The vast majority of Muslims will do this completely on their own, anyway. But it doesn’t hurt to show our recognition and appreciation for such a life well-lived, according to the dictates of decency and compassion, reflecting the core spiritual and humanitarian values Islam teaches.
The next part of Baha’u’llah’s prayer naturally follows, whereby God will then “exalt” such pious, faithful and outstanding Muslims by instilling and heightening awareness, in each and every Muslim, as well as in each and every one of us, of all those daily religious practices, pious deeds, and acts of goodwill “which will exalt their stations” and which will redound to the good reputation of “true Islam.”
Whatever can and will “exalt their stations” will, in turn, “change their abasement into might, their poverty into wealth, their destruction into advancement, their distress into peace of mind and their fear into security and tranquility.”
This is the promise. This is the outcome. This is the answer to Baha’u’llah’s prayer for Islam, if we simply follow the instructions within the prayer itself.
Every Baha’i prayer is a call to action. Therefore Baha’u’llah’s prayer for Islam is a call to action by way of reaching out to our Muslim friends and neighbors, by showing our support, and by exemplifying our compassion.
The watchword of the Baha’i Faith is unity. This includes unity among religions, races and nations, without exception. That’s what makes the Baha’i teachings on unity so exceptional, and so vitally important in this day and age. So try saying Baha’u’llah’s prayer for Islam aloud, in the privacy of your home, and then meditate. By so meditating, try to contemplate, ponder, wonder, imagine, envision, and make a wish for someone else—and then, through your actions, try your very best to make it all come true.
Let’s be true-blue friends to those Muslims who are our friends at home and at work. If we make them feel more at home today, we will feel more at home tomorrow. Know that we will be the first to benefit if each one of us reaches out in true friendship to our Muslim friends and neighbors.
Let’s make an effort, one and all, to combat Islamophobia. Together, let’s make this world a better place, partly by doing our part to respond to the crisis that the contemporary Muslim world is experiencing today. This is not paternalism. This is brotherly love. This is humanity.
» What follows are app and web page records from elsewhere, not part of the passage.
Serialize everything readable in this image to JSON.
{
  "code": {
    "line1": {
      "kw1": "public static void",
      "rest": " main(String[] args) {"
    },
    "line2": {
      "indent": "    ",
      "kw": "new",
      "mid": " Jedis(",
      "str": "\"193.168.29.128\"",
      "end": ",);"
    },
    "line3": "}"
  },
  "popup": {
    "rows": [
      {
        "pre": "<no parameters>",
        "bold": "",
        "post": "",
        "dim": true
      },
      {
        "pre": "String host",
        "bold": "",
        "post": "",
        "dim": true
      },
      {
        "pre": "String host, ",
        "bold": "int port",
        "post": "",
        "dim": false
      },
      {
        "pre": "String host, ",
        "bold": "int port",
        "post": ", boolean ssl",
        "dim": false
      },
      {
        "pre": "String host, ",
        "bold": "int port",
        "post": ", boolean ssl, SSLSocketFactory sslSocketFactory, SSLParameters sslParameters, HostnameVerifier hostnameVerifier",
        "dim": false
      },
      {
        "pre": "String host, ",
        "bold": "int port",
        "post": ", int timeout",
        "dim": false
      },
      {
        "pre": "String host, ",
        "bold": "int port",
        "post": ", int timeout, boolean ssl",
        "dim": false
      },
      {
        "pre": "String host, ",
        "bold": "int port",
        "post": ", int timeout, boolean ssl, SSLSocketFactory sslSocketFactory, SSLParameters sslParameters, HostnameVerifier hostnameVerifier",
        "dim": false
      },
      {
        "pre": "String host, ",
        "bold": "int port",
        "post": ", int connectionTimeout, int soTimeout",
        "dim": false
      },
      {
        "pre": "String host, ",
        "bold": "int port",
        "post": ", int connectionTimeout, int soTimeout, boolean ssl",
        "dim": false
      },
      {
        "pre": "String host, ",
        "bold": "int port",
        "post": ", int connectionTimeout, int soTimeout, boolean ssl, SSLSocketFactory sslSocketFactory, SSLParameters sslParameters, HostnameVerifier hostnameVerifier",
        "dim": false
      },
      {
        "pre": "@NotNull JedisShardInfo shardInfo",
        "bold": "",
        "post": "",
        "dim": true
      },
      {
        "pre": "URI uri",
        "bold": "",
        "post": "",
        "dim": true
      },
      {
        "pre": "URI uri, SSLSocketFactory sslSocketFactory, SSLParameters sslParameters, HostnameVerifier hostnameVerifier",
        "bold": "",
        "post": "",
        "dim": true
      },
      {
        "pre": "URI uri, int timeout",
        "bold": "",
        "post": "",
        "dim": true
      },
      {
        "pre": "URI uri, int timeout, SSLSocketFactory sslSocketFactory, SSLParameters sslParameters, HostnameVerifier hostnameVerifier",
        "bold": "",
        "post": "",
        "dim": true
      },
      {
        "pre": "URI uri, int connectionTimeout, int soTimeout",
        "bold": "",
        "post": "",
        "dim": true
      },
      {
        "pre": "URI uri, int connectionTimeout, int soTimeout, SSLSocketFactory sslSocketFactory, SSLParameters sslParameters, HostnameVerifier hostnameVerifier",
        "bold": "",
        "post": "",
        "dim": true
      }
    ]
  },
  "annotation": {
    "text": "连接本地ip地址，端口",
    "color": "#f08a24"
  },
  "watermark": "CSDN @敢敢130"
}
This is the love of God acting through each and every one of us. This is personal and social salvation. This is unity, which is the closest thing to paradise we can experience here on Earth.